Component data from apps and pages

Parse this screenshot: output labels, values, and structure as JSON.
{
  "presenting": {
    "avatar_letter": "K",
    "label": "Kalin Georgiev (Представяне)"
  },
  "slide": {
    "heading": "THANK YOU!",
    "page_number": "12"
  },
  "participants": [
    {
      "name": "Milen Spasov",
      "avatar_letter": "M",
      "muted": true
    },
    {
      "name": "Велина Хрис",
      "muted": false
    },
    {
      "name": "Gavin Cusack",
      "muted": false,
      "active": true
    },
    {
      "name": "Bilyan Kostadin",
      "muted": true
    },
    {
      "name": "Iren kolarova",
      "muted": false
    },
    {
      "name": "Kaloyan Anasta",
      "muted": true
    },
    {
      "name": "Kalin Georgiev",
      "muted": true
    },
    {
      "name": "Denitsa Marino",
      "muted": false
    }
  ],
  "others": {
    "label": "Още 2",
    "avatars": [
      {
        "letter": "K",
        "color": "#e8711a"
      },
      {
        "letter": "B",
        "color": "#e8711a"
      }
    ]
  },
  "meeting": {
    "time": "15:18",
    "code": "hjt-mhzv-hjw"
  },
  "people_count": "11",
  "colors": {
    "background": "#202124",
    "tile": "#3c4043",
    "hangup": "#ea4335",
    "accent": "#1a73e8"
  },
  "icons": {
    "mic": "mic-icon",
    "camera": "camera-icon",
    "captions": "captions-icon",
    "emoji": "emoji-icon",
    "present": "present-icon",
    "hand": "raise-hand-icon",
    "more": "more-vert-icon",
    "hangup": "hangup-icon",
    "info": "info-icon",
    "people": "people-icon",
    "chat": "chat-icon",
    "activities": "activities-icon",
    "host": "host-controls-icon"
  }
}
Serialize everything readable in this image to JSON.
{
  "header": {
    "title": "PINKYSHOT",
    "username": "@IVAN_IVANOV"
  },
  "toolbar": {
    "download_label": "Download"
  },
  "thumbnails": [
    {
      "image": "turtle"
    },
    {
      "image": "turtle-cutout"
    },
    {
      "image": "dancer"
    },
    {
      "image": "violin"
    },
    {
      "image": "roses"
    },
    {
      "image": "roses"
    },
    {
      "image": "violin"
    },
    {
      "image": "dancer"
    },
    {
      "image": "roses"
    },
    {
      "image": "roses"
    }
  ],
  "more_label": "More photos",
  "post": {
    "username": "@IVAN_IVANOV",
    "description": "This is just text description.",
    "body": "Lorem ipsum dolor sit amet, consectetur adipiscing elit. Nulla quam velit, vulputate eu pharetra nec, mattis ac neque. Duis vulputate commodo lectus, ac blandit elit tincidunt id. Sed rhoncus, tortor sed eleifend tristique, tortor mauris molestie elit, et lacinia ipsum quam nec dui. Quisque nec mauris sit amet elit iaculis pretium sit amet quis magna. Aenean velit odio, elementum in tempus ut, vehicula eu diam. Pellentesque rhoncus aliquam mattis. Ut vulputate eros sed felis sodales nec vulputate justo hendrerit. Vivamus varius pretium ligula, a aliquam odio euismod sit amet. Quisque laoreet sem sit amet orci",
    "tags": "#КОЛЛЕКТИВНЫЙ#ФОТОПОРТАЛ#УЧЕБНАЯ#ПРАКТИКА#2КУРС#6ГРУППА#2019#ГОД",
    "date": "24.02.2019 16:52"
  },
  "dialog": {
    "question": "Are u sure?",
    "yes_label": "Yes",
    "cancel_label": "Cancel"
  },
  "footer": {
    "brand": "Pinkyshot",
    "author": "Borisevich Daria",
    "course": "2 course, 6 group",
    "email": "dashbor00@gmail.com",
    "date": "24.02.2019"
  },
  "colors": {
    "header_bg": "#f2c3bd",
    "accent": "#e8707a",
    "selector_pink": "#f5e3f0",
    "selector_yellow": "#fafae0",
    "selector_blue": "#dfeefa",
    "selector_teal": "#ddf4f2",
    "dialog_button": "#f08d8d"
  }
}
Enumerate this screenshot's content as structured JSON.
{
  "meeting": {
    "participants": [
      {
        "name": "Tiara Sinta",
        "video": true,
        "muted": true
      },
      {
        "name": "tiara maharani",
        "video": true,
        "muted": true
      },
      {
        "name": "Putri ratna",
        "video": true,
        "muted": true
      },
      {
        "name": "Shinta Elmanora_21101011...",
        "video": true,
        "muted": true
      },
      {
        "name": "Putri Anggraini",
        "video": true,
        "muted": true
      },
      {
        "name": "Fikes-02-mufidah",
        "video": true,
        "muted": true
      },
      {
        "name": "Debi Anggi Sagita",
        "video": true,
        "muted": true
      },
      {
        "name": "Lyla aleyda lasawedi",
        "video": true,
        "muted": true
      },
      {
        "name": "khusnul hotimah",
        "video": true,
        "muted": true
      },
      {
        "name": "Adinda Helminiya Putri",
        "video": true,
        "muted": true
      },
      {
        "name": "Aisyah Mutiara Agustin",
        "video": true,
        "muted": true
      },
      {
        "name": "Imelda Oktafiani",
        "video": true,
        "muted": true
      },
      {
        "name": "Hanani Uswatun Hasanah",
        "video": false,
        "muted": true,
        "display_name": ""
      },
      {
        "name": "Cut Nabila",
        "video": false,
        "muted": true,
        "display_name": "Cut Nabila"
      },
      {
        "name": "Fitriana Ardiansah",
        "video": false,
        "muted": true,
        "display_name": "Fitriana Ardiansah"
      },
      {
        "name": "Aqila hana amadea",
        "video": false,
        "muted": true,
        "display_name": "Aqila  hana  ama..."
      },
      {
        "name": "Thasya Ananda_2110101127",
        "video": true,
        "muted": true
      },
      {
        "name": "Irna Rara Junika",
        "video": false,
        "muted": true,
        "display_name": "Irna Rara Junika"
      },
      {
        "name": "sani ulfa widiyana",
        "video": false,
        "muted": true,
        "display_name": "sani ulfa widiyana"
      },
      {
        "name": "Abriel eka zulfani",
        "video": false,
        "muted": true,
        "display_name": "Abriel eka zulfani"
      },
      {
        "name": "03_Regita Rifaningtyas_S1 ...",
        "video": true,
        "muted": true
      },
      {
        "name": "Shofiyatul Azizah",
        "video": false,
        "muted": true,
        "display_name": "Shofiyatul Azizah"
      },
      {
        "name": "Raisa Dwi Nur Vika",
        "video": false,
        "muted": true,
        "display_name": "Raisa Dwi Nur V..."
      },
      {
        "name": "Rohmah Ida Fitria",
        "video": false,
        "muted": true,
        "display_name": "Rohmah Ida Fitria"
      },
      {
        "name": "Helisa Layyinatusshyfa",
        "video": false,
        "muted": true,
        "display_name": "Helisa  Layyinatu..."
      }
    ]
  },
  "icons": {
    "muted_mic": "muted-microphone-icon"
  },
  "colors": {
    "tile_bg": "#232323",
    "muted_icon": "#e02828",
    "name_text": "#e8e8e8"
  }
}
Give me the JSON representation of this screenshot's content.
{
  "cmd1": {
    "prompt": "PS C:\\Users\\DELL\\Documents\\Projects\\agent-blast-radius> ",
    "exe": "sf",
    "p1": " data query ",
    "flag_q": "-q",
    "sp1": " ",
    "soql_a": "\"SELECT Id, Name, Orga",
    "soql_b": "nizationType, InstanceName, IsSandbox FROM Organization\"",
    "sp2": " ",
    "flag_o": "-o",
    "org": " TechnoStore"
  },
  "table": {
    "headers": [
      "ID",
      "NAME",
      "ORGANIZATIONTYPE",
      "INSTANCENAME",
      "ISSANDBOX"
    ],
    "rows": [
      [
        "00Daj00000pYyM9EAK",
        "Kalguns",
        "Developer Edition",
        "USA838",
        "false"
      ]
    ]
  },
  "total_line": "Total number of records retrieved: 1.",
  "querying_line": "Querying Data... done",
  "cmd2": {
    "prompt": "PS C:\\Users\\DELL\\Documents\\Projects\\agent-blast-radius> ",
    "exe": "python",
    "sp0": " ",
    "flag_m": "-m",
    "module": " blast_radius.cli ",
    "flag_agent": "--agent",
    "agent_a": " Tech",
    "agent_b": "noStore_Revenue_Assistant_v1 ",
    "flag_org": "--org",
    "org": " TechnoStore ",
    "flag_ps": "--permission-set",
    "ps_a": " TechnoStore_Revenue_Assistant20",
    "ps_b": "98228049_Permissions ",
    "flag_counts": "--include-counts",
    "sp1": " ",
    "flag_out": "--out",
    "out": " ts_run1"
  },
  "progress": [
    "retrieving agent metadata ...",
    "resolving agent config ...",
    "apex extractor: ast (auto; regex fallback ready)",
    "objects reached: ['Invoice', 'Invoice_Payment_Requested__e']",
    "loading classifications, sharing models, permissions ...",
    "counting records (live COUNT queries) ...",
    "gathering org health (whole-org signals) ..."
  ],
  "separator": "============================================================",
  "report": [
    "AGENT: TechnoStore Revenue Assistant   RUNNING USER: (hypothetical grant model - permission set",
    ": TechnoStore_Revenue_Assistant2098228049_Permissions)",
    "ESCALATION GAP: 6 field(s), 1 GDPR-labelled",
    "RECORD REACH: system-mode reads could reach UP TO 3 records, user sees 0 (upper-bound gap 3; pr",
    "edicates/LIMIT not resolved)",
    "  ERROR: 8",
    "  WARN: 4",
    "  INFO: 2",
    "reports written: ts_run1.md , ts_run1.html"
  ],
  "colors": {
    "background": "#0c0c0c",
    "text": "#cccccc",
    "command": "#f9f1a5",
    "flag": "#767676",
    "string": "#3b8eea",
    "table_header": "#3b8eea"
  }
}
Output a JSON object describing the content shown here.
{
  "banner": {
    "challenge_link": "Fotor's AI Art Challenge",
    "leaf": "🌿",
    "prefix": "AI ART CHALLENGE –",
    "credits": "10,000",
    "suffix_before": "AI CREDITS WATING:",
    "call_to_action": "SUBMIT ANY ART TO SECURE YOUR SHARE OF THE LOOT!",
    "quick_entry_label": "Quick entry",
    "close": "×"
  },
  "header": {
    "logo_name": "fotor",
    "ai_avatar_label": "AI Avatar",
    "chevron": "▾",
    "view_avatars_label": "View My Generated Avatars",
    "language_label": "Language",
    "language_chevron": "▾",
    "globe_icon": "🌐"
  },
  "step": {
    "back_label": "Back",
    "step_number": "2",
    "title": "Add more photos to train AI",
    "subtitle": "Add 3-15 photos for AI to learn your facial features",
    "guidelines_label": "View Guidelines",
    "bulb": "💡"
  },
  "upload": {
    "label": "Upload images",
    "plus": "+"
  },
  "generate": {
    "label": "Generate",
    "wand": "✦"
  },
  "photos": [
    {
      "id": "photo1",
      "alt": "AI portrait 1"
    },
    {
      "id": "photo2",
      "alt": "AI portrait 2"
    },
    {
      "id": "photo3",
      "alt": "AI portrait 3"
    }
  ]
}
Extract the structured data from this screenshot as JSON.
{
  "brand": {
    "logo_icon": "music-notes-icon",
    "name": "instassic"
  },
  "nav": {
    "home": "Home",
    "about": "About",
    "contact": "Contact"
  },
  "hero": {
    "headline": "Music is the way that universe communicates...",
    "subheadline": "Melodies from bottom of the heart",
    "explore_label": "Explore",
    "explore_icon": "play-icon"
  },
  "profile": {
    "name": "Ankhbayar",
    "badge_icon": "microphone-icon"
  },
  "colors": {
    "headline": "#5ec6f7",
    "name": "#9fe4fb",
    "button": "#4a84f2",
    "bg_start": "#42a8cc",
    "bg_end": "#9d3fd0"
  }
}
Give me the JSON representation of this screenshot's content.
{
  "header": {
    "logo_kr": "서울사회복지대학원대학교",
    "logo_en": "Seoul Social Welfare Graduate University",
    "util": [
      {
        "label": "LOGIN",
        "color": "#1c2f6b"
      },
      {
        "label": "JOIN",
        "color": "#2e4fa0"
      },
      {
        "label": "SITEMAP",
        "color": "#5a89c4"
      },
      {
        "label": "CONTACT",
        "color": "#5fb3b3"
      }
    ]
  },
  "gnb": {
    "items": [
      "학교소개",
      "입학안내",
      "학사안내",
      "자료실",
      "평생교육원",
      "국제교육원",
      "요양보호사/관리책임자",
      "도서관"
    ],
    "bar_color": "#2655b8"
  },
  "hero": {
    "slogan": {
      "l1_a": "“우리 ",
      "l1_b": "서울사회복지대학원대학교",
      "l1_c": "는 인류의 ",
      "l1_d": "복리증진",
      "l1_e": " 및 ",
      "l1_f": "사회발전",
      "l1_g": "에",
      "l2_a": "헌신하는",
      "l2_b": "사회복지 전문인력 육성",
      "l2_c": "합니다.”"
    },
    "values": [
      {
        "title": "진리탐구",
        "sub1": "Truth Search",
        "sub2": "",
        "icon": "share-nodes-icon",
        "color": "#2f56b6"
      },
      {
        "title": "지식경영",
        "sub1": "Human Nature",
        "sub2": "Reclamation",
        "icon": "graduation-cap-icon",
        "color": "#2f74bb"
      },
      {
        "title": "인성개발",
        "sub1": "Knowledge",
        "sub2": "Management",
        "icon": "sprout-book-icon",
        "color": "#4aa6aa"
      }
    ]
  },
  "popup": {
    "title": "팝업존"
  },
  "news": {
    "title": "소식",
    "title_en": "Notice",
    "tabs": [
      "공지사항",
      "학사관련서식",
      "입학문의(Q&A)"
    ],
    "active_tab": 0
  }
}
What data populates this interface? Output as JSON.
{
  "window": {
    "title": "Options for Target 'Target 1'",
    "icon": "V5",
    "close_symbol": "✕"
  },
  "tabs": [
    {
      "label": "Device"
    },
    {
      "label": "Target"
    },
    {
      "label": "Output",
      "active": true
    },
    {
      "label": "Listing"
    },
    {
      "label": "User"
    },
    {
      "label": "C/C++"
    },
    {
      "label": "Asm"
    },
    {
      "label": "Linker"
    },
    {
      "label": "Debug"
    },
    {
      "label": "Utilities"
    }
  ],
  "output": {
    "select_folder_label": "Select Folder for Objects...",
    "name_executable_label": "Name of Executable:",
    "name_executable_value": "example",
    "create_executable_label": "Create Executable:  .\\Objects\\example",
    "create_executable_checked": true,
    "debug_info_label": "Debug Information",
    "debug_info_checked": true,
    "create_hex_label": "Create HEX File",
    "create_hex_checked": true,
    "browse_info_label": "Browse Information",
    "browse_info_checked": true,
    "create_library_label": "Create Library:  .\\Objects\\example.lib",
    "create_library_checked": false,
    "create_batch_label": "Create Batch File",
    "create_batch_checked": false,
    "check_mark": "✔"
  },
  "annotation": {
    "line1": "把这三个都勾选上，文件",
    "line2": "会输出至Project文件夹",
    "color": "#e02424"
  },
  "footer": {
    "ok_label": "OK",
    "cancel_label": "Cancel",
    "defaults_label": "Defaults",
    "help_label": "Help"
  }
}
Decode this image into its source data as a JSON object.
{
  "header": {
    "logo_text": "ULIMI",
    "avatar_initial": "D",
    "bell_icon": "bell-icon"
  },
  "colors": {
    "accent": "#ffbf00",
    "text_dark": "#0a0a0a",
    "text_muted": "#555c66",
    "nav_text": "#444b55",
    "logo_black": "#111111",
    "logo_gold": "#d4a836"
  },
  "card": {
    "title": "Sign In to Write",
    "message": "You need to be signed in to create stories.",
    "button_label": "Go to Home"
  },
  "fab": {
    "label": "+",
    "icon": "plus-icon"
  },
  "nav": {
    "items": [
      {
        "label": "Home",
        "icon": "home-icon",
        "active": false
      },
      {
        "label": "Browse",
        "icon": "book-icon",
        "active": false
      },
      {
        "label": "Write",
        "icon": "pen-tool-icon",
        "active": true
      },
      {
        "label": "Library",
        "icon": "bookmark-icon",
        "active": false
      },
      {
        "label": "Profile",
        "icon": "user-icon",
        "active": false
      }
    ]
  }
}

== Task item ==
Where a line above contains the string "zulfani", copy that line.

== Solution to this problem ==
        "name": "Abriel eka zulfani",
        "display_name": "Abriel eka zulfani"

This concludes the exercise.